I have been reviewing some student emails and there have been numerous references to a school's science textbooks. There appears to be some issue with them. A number of students have complained that they are inadequate in that they fall short in understandable explanations of a particular principle with not enough or unclear examples. That may well be the case and one must remember that the textbooks are merely tools and the crux of the teaching/learning process is a relationship between the instructor and student. Nevertheless, one wonders how these textbooks are chosen and what criterion are employed. Granted, some publishers offer huge discounts [making the textbooks a bit cheaper for the students] for large textbooks orders. Sometimes, textbooks are chosen because the instructor has just published a textbook in that particular field. Sometimes, textbooks are selected from a body of educators with little expertise in a particular science field or for other reasons such as cost, politics, etc.
The health of a publisher lies in sales and profits and are measured by what it takes to publish a textbook and what they can realize from textbook sales. Small publishers, university presses, and private publications suffer the most. Unfortunately, many wind up as remainders on the bargain table. I have been told that a lot of schools in my community restrict the use of the Internet as reference material...limited to three or four sources listed in the bibliography. I suppose their reasoning could be somewhat archaic in that they want to promote the library resources and mechanics of using a library for research. That's not entirely bad, for it will teach good library research skills and familiarization with the mechanics of libraries
In the past few years the college textbook battlefield has been vicious and now commands more players--on campus, off campus, online. Many college students suffer sticker shock when its time to find those textbooks for their courses. Campus bookstore alternatives are scarce and online brokers vie for student bucks. But its is worth it with a bit of planning. Unless you are a purist [want to be the first in your dorm to mark a page with marginal notes or employ the ubiquitous highlight marker], then used textbooks are fine. Shop the online used book dealers. For whatever their reasoning is [commanding high profits for textbooks], textbook publishers should be ashamed and subject to sharp students finding cheaper copies.
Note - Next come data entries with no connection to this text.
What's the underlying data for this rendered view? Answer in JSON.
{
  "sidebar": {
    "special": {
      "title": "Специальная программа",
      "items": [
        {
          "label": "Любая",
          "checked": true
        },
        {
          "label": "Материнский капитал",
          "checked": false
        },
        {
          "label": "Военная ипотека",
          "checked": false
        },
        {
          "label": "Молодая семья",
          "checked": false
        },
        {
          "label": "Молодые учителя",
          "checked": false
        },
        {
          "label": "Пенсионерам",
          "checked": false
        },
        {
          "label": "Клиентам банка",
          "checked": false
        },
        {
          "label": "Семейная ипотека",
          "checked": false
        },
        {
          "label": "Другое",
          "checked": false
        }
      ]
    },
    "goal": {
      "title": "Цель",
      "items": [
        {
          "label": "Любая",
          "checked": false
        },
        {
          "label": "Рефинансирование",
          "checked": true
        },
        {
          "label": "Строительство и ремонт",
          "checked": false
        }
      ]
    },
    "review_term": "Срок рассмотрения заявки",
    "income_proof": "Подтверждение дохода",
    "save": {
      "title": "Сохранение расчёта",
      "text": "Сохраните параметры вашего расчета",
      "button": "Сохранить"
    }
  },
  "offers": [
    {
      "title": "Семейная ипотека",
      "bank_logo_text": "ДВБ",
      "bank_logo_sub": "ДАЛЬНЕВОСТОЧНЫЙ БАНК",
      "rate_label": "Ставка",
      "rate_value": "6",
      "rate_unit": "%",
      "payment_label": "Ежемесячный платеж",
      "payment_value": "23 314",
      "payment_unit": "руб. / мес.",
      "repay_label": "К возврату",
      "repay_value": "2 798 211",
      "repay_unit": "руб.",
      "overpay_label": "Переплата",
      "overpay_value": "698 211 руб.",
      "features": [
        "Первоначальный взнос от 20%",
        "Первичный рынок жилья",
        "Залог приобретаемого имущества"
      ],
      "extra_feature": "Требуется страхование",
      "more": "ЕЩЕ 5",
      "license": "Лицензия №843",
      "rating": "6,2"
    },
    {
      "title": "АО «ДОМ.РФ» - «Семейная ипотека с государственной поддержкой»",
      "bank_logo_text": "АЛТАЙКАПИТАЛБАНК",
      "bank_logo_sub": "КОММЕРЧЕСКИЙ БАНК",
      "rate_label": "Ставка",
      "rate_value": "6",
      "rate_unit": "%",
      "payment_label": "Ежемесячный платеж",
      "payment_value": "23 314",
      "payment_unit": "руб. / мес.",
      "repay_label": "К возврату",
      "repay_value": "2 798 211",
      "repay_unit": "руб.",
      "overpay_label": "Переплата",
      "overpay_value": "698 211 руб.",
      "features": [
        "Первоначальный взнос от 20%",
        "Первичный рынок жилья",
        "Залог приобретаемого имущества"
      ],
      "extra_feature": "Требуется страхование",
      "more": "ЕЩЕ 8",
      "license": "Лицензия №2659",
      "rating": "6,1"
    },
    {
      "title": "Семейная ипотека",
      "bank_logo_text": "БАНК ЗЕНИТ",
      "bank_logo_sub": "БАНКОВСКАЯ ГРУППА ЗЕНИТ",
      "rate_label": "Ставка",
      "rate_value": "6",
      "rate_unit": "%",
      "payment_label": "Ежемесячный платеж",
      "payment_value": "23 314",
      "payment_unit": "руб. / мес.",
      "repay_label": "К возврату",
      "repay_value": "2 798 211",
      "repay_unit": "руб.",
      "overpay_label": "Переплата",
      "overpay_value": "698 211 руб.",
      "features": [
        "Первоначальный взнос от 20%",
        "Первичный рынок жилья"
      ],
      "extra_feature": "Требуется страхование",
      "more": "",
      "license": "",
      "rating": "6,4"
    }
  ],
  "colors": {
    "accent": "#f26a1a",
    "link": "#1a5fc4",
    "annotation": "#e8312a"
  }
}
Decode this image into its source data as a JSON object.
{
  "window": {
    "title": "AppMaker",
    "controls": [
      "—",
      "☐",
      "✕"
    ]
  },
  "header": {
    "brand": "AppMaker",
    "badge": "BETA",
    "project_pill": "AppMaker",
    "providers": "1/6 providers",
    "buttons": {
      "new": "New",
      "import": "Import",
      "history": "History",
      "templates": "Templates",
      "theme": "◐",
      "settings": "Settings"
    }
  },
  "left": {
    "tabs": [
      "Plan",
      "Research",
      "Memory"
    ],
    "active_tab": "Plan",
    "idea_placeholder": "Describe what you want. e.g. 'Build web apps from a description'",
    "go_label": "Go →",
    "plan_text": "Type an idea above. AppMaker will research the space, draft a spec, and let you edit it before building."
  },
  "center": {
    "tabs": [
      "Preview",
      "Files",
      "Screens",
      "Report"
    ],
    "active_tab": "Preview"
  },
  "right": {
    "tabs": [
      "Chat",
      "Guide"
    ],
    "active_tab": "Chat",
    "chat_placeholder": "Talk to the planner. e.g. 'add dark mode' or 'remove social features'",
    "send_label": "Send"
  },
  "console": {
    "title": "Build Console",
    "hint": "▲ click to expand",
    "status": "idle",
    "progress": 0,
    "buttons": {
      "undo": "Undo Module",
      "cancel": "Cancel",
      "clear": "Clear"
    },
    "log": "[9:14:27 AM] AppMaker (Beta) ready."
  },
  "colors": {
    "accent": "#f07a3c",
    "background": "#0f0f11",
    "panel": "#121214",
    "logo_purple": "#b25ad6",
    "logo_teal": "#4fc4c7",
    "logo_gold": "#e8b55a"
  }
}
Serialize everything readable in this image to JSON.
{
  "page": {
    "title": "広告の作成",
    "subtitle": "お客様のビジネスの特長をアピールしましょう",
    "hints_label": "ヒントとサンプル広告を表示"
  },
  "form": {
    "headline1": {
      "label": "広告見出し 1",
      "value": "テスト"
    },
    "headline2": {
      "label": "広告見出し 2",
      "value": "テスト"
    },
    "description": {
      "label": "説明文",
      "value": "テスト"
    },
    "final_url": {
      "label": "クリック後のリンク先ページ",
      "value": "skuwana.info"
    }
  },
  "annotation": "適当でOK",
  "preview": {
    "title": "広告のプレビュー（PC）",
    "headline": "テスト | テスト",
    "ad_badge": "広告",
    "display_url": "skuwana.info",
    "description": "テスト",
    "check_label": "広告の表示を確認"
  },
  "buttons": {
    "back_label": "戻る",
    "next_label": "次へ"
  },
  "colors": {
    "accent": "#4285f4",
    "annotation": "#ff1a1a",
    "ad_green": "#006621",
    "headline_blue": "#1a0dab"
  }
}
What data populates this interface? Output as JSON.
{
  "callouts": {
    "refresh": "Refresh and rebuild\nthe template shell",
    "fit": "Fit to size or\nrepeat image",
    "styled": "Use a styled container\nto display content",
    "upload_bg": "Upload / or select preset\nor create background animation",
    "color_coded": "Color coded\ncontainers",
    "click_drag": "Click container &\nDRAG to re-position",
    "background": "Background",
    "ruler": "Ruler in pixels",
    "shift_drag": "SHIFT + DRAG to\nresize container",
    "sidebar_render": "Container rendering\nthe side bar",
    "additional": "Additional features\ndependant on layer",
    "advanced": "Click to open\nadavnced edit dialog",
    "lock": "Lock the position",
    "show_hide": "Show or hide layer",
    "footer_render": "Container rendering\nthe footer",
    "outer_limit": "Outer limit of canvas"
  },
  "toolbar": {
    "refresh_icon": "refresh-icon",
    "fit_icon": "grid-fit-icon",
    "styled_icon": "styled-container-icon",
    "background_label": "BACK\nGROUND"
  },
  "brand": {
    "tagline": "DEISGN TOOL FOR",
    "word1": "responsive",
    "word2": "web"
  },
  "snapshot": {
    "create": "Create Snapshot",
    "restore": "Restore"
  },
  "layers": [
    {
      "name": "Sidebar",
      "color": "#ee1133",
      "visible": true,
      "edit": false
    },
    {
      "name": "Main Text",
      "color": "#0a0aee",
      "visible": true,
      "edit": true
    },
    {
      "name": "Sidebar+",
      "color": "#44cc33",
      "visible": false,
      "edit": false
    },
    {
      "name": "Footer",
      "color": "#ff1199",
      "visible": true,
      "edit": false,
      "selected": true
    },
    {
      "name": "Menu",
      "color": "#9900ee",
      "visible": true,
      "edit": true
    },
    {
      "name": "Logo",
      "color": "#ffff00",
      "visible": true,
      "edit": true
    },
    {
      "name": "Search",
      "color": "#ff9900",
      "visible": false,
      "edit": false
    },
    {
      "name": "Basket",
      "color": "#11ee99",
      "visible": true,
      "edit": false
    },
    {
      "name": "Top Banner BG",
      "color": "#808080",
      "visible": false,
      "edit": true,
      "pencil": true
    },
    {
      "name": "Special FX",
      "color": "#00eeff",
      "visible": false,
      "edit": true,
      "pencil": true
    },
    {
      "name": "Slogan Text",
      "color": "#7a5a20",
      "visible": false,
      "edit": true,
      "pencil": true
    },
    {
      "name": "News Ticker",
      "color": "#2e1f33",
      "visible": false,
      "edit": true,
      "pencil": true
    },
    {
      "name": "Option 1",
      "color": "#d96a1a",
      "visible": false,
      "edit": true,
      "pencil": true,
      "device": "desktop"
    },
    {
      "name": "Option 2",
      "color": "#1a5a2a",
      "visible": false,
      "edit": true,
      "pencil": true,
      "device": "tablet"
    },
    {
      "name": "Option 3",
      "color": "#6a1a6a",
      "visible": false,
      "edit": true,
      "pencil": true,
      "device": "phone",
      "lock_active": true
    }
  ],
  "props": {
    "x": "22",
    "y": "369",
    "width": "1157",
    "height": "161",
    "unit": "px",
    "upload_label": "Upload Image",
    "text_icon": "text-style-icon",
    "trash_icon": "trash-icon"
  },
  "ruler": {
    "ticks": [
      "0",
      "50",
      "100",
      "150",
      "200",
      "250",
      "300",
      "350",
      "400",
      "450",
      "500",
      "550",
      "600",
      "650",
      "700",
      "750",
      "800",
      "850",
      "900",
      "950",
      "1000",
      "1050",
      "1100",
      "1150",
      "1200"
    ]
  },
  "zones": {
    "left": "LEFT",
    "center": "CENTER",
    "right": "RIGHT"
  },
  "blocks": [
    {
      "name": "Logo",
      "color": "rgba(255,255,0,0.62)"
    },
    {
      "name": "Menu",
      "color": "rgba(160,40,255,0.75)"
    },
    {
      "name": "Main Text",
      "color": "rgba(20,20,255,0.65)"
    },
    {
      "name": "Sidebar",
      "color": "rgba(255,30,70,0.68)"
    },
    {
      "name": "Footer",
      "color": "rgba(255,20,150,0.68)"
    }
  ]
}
And responsibility should also be shared by those that have awarded scholarships. $1,000 per semester for textbooks is outrageous!
I think that we can all agree on the high cost of textbooks, but care must be exercised in making a sweeping value judgement in regards to the value of a textbook beyond the course or subsequent reuse [a life span of more than just one semester]. In some specific cases that is true. I suspect that the life-science textbooks are the ones with limited shelf life: Medicine, biology, physiology, etc. More advances are being made there than say chemistry and physics. Perhaps those texts that are subject to "outdatedness" could be amended by supplemental textbooks. Those textbooks would contain the usual erratum, updates, charts and diagrams, and exemplary problems. To judge a textbook on current relevancy can be misleading for many of the basic textbooks of physics, chemistry, astronomy, etc. do contain core science that hasn't changed for years. Perhaps the methodology of teaching the basics has changed, but the basics are the same. However you look at it, college textbook issues are complicated and reaches far beyond the presentation of materials: Individual professor promotion of materials, high pressure textbook sales people, specific goals of publishers. Basic textbooks do have a long life. Buy used.
This is a sore issue for students but Ian Ayres [Yale Law School] does introduce another reason for high costs of college textbooks--one of the key elements of commerce..."competition". He even suggests that universities incorporate the notion of them supplying the textbooks and giving the professors a budget to work within. My objection there is that the tuition would certainly increase and moreover, the textbooks may become stale for some courses, especially in the sciences, when used year after year. Nevertheless, the issue is recognized and being discussed.
"Just What the Professor Ordered"
Are you content with the textbooks you use or do you have problems with the chosen textbooks. And, do you supplement your textbook information with further research over the Internet and actual library research?